Stored records

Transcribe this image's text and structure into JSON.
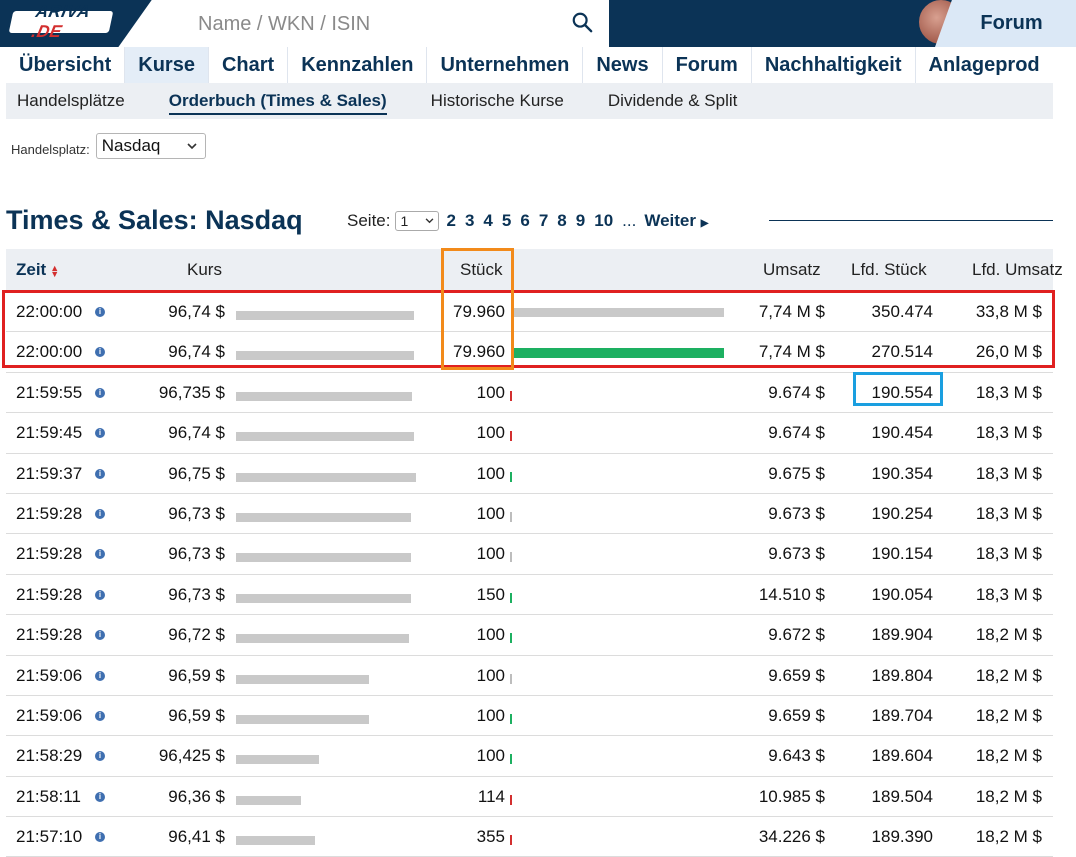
{
  "brand": {
    "logo_text": "ARIVA",
    "logo_suffix": ".DE"
  },
  "search": {
    "placeholder": "Name / WKN / ISIN"
  },
  "header": {
    "forum_label": "Forum"
  },
  "nav": {
    "items": [
      "Übersicht",
      "Kurse",
      "Chart",
      "Kennzahlen",
      "Unternehmen",
      "News",
      "Forum",
      "Nachhaltigkeit",
      "Anlageprod"
    ],
    "active": "Kurse"
  },
  "subnav": {
    "items": [
      "Handelsplätze",
      "Orderbuch (Times & Sales)",
      "Historische Kurse",
      "Dividende & Split"
    ],
    "active": "Orderbuch (Times & Sales)"
  },
  "handelsplatz": {
    "label": "Handelsplatz:",
    "value": "Nasdaq"
  },
  "section": {
    "title": "Times & Sales: Nasdaq"
  },
  "pager": {
    "label": "Seite:",
    "current": "1",
    "pages": [
      "2",
      "3",
      "4",
      "5",
      "6",
      "7",
      "8",
      "9",
      "10"
    ],
    "ellipsis": "...",
    "next": "Weiter"
  },
  "table": {
    "headers": {
      "zeit": "Zeit",
      "kurs": "Kurs",
      "stueck": "Stück",
      "umsatz": "Umsatz",
      "lfd_stueck": "Lfd. Stück",
      "lfd_umsatz": "Lfd. Umsatz"
    },
    "rows": [
      {
        "zeit": "22:00:00",
        "kurs": "96,74 $",
        "stueck": "79.960",
        "umsatz": "7,74 M $",
        "lfd_stueck": "350.474",
        "lfd_umsatz": "33,8 M $",
        "kurs_level": 0.99,
        "vol_level": 1.0,
        "vol_color": "#c9c9c9",
        "tick": "none"
      },
      {
        "zeit": "22:00:00",
        "kurs": "96,74 $",
        "stueck": "79.960",
        "umsatz": "7,74 M $",
        "lfd_stueck": "270.514",
        "lfd_umsatz": "26,0 M $",
        "kurs_level": 0.99,
        "vol_level": 1.0,
        "vol_color": "#1db061",
        "tick": "none"
      },
      {
        "zeit": "21:59:55",
        "kurs": "96,735 $",
        "stueck": "100",
        "umsatz": "9.674 $",
        "lfd_stueck": "190.554",
        "lfd_umsatz": "18,3 M $",
        "kurs_level": 0.98,
        "tick": "down"
      },
      {
        "zeit": "21:59:45",
        "kurs": "96,74 $",
        "stueck": "100",
        "umsatz": "9.674 $",
        "lfd_stueck": "190.454",
        "lfd_umsatz": "18,3 M $",
        "kurs_level": 0.99,
        "tick": "down"
      },
      {
        "zeit": "21:59:37",
        "kurs": "96,75 $",
        "stueck": "100",
        "umsatz": "9.675 $",
        "lfd_stueck": "190.354",
        "lfd_umsatz": "18,3 M $",
        "kurs_level": 1.0,
        "tick": "up"
      },
      {
        "zeit": "21:59:28",
        "kurs": "96,73 $",
        "stueck": "100",
        "umsatz": "9.673 $",
        "lfd_stueck": "190.254",
        "lfd_umsatz": "18,3 M $",
        "kurs_level": 0.97,
        "tick": "flat"
      },
      {
        "zeit": "21:59:28",
        "kurs": "96,73 $",
        "stueck": "100",
        "umsatz": "9.673 $",
        "lfd_stueck": "190.154",
        "lfd_umsatz": "18,3 M $",
        "kurs_level": 0.97,
        "tick": "flat"
      },
      {
        "zeit": "21:59:28",
        "kurs": "96,73 $",
        "stueck": "150",
        "umsatz": "14.510 $",
        "lfd_stueck": "190.054",
        "lfd_umsatz": "18,3 M $",
        "kurs_level": 0.97,
        "tick": "up"
      },
      {
        "zeit": "21:59:28",
        "kurs": "96,72 $",
        "stueck": "100",
        "umsatz": "9.672 $",
        "lfd_stueck": "189.904",
        "lfd_umsatz": "18,2 M $",
        "kurs_level": 0.96,
        "tick": "up"
      },
      {
        "zeit": "21:59:06",
        "kurs": "96,59 $",
        "stueck": "100",
        "umsatz": "9.659 $",
        "lfd_stueck": "189.804",
        "lfd_umsatz": "18,2 M $",
        "kurs_level": 0.74,
        "tick": "flat"
      },
      {
        "zeit": "21:59:06",
        "kurs": "96,59 $",
        "stueck": "100",
        "umsatz": "9.659 $",
        "lfd_stueck": "189.704",
        "lfd_umsatz": "18,2 M $",
        "kurs_level": 0.74,
        "tick": "up"
      },
      {
        "zeit": "21:58:29",
        "kurs": "96,425 $",
        "stueck": "100",
        "umsatz": "9.643 $",
        "lfd_stueck": "189.604",
        "lfd_umsatz": "18,2 M $",
        "kurs_level": 0.46,
        "tick": "up"
      },
      {
        "zeit": "21:58:11",
        "kurs": "96,36 $",
        "stueck": "114",
        "umsatz": "10.985 $",
        "lfd_stueck": "189.504",
        "lfd_umsatz": "18,2 M $",
        "kurs_level": 0.36,
        "tick": "down"
      },
      {
        "zeit": "21:57:10",
        "kurs": "96,41 $",
        "stueck": "355",
        "umsatz": "34.226 $",
        "lfd_stueck": "189.390",
        "lfd_umsatz": "18,2 M $",
        "kurs_level": 0.44,
        "tick": "down"
      }
    ]
  },
  "colors": {
    "brand": "#0b3356",
    "up": "#1db061",
    "down": "#d32f2f",
    "flat": "#bdbdbd",
    "highlight_red": "#e02020",
    "highlight_orange": "#f28a1a",
    "highlight_blue": "#1a9fe0"
  }
}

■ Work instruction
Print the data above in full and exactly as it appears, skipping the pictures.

■ Output for this task
Transcribe this image's text and structure into JSON.
{
  "brand": {
    "logo_text": "ARIVA",
    "logo_suffix": ".DE"
  },
  "search": {
    "placeholder": "Name / WKN / ISIN"
  },
  "header": {
    "forum_label": "Forum"
  },
  "nav": {
    "items": [
      "Übersicht",
      "Kurse",
      "Chart",
      "Kennzahlen",
      "Unternehmen",
      "News",
      "Forum",
      "Nachhaltigkeit",
      "Anlageprod"
    ],
    "active": "Kurse"
  },
  "subnav": {
    "items": [
      "Handelsplätze",
      "Orderbuch (Times & Sales)",
      "Historische Kurse",
      "Dividende & Split"
    ],
    "active": "Orderbuch (Times & Sales)"
  },
  "handelsplatz": {
    "label": "Handelsplatz:",
    "value": "Nasdaq"
  },
  "section": {
    "title": "Times & Sales: Nasdaq"
  },
  "pager": {
    "label": "Seite:",
    "current": "1",
    "pages": [
      "2",
      "3",
      "4",
      "5",
      "6",
      "7",
      "8",
      "9",
      "10"
    ],
    "ellipsis": "...",
    "next": "Weiter"
  },
  "table": {
    "headers": {
      "zeit": "Zeit",
      "kurs": "Kurs",
      "stueck": "Stück",
      "umsatz": "Umsatz",
      "lfd_stueck": "Lfd. Stück",
      "lfd_umsatz": "Lfd. Umsatz"
    },
    "rows": [
      {
        "zeit": "22:00:00",
        "kurs": "96,74 $",
        "stueck": "79.960",
        "umsatz": "7,74 M $",
        "lfd_stueck": "350.474",
        "lfd_umsatz": "33,8 M $",
        "kurs_level": 0.99,
        "vol_level": 1.0,
        "vol_color": "#c9c9c9",
        "tick": "none"
      },
      {
        "zeit": "22:00:00",
        "kurs": "96,74 $",
        "stueck": "79.960",
        "umsatz": "7,74 M $",
        "lfd_stueck": "270.514",
        "lfd_umsatz": "26,0 M $",
        "kurs_level": 0.99,
        "vol_level": 1.0,
        "vol_color": "#1db061",
        "tick": "none"
      },
      {
        "zeit": "21:59:55",
        "kurs": "96,735 $",
        "stueck": "100",
        "umsatz": "9.674 $",
        "lfd_stueck": "190.554",
        "lfd_umsatz": "18,3 M $",
        "kurs_level": 0.98,
        "tick": "down"
      },
      {
        "zeit": "21:59:45",
        "kurs": "96,74 $",
        "stueck": "100",
        "umsatz": "9.674 $",
        "lfd_stueck": "190.454",
        "lfd_umsatz": "18,3 M $",
        "kurs_level": 0.99,
        "tick": "down"
      },
      {
        "zeit": "21:59:37",
        "kurs": "96,75 $",
        "stueck": "100",
        "umsatz": "9.675 $",
        "lfd_stueck": "190.354",
        "lfd_umsatz": "18,3 M $",
        "kurs_level": 1.0,
        "tick": "up"
      },
      {
        "zeit": "21:59:28",
        "kurs": "96,73 $",
        "stueck": "100",
        "umsatz": "9.673 $",
        "lfd_stueck": "190.254",
        "lfd_umsatz": "18,3 M $",
        "kurs_level": 0.97,
        "tick": "flat"
      },
      {
        "zeit": "21:59:28",
        "kurs": "96,73 $",
        "stueck": "100",
        "umsatz": "9.673 $",
        "lfd_stueck": "190.154",
        "lfd_umsatz": "18,3 M $",
        "kurs_level": 0.97,
        "tick": "flat"
      },
      {
        "zeit": "21:59:28",
        "kurs": "96,73 $",
        "stueck": "150",
        "umsatz": "14.510 $",
        "lfd_stueck": "190.054",
        "lfd_umsatz": "18,3 M $",
        "kurs_level": 0.97,
        "tick": "up"
      },
      {
        "zeit": "21:59:28",
        "kurs": "96,72 $",
        "stueck": "100",
        "umsatz": "9.672 $",
        "lfd_stueck": "189.904",
        "lfd_umsatz": "18,2 M $",
        "kurs_level": 0.96,
        "tick": "up"
      },
      {
        "zeit": "21:59:06",
        "kurs": "96,59 $",
        "stueck": "100",
        "umsatz": "9.659 $",
        "lfd_stueck": "189.804",
        "lfd_umsatz": "18,2 M $",
        "kurs_level": 0.74,
        "tick": "flat"
      },
      {
        "zeit": "21:59:06",
        "kurs": "96,59 $",
        "stueck": "100",
        "umsatz": "9.659 $",
        "lfd_stueck": "189.704",
        "lfd_umsatz": "18,2 M $",
        "kurs_level": 0.74,
        "tick": "up"
      },
      {
        "zeit": "21:58:29",
        "kurs": "96,425 $",
        "stueck": "100",
        "umsatz": "9.643 $",
        "lfd_stueck": "189.604",
        "lfd_umsatz": "18,2 M $",
        "kurs_level": 0.46,
        "tick": "up"
      },
      {
        "zeit": "21:58:11",
        "kurs": "96,36 $",
        "stueck": "114",
        "umsatz": "10.985 $",
        "lfd_stueck": "189.504",
        "lfd_umsatz": "18,2 M $",
        "kurs_level": 0.36,
        "tick": "down"
      },
      {
        "zeit": "21:57:10",
        "kurs": "96,41 $",
        "stueck": "355",
        "umsatz": "34.226 $",
        "lfd_stueck": "189.390",
        "lfd_umsatz": "18,2 M $",
        "kurs_level": 0.44,
        "tick": "down"
      }
    ]
  },
  "colors": {
    "brand": "#0b3356",
    "up": "#1db061",
    "down": "#d32f2f",
    "flat": "#bdbdbd",
    "highlight_red": "#e02020",
    "highlight_orange": "#f28a1a",
    "highlight_blue": "#1a9fe0"
  }
}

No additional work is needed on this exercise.